** Opening Supplied information block **
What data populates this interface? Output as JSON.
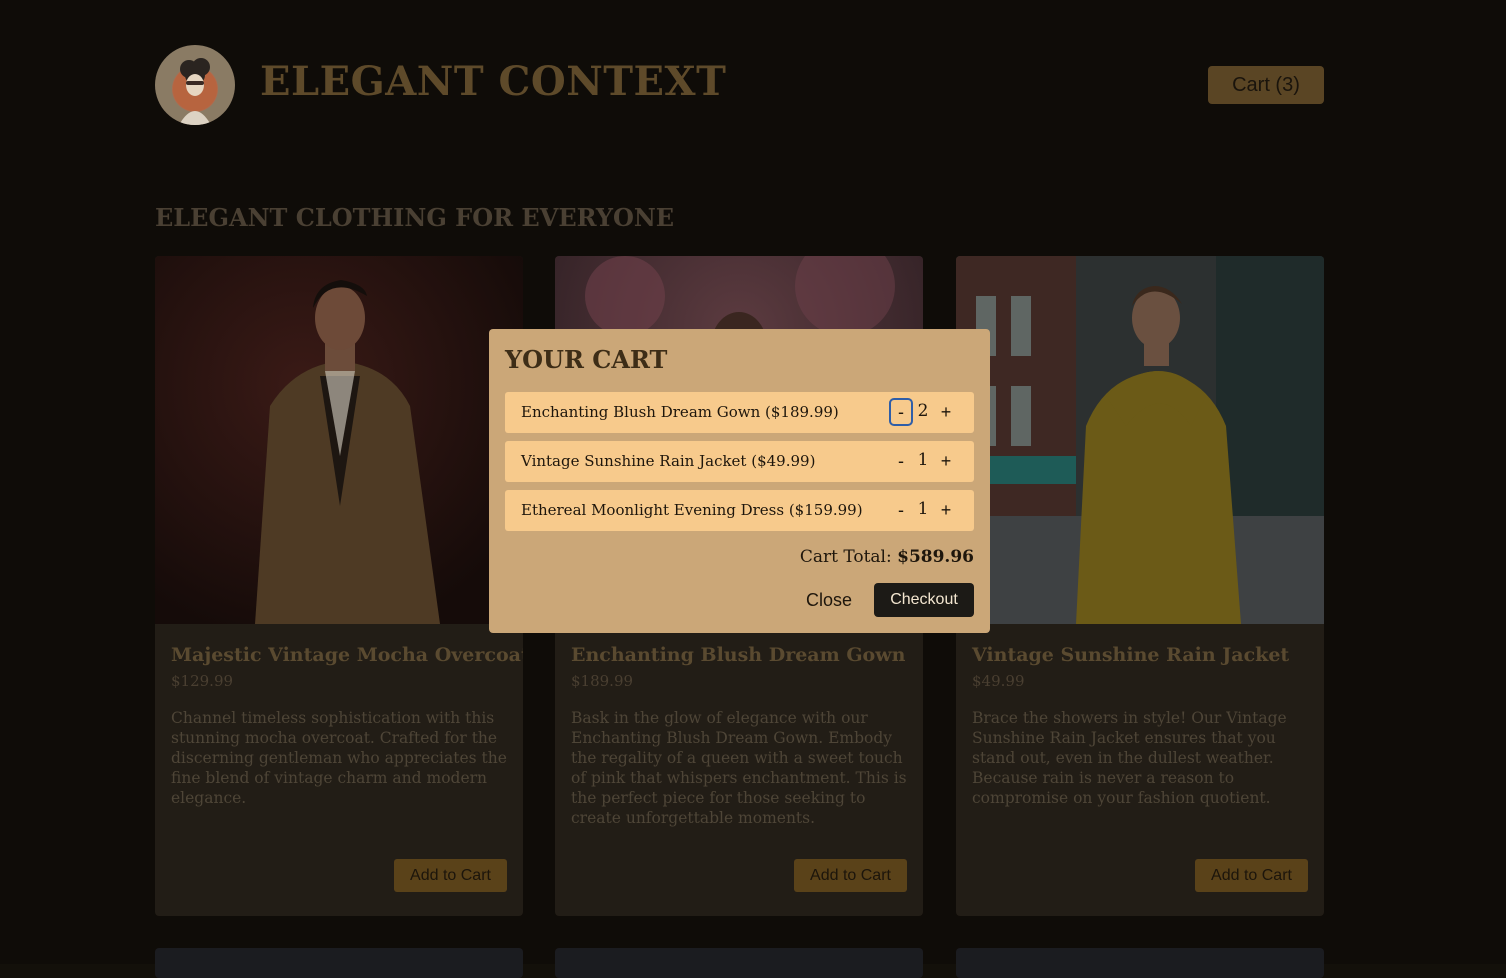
{
  "header": {
    "brand": "ELEGANT CONTEXT",
    "cart_button": "Cart (3)",
    "logo_icon": "vintage-woman-logo-icon"
  },
  "section": {
    "title": "ELEGANT CLOTHING FOR EVERYONE"
  },
  "products": [
    {
      "name": "Majestic Vintage Mocha Overcoat",
      "price": "$129.99",
      "description": "Channel timeless sophistication with this stunning mocha overcoat. Crafted for the discerning gentleman who appreciates the fine blend of vintage charm and modern elegance.",
      "add_label": "Add to Cart"
    },
    {
      "name": "Enchanting Blush Dream Gown",
      "price": "$189.99",
      "description": "Bask in the glow of elegance with our Enchanting Blush Dream Gown. Embody the regality of a queen with a sweet touch of pink that whispers enchantment. This is the perfect piece for those seeking to create unforgettable moments.",
      "add_label": "Add to Cart"
    },
    {
      "name": "Vintage Sunshine Rain Jacket",
      "price": "$49.99",
      "description": "Brace the showers in style! Our Vintage Sunshine Rain Jacket ensures that you stand out, even in the dullest weather. Because rain is never a reason to compromise on your fashion quotient.",
      "add_label": "Add to Cart"
    }
  ],
  "cart": {
    "title": "YOUR CART",
    "items": [
      {
        "label": "Enchanting Blush Dream Gown ($189.99)",
        "quantity": "2"
      },
      {
        "label": "Vintage Sunshine Rain Jacket ($49.99)",
        "quantity": "1"
      },
      {
        "label": "Ethereal Moonlight Evening Dress ($159.99)",
        "quantity": "1"
      }
    ],
    "minus_label": "-",
    "plus_label": "+",
    "total_label": "Cart Total:",
    "total_value": "$589.96",
    "close_label": "Close",
    "checkout_label": "Checkout"
  }
}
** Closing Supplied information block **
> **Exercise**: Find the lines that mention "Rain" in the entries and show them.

> **Result below**:
      "name": "Vintage Sunshine Rain Jacket",
      "description": "Brace the showers in style! Our Vintage Sunshine Rain Jacket ensures that you stand out, even in the dullest weather. Because rain is never a reason to compromise on your fashion quotient.",
        "label": "Vintage Sunshine Rain Jacket ($49.99)",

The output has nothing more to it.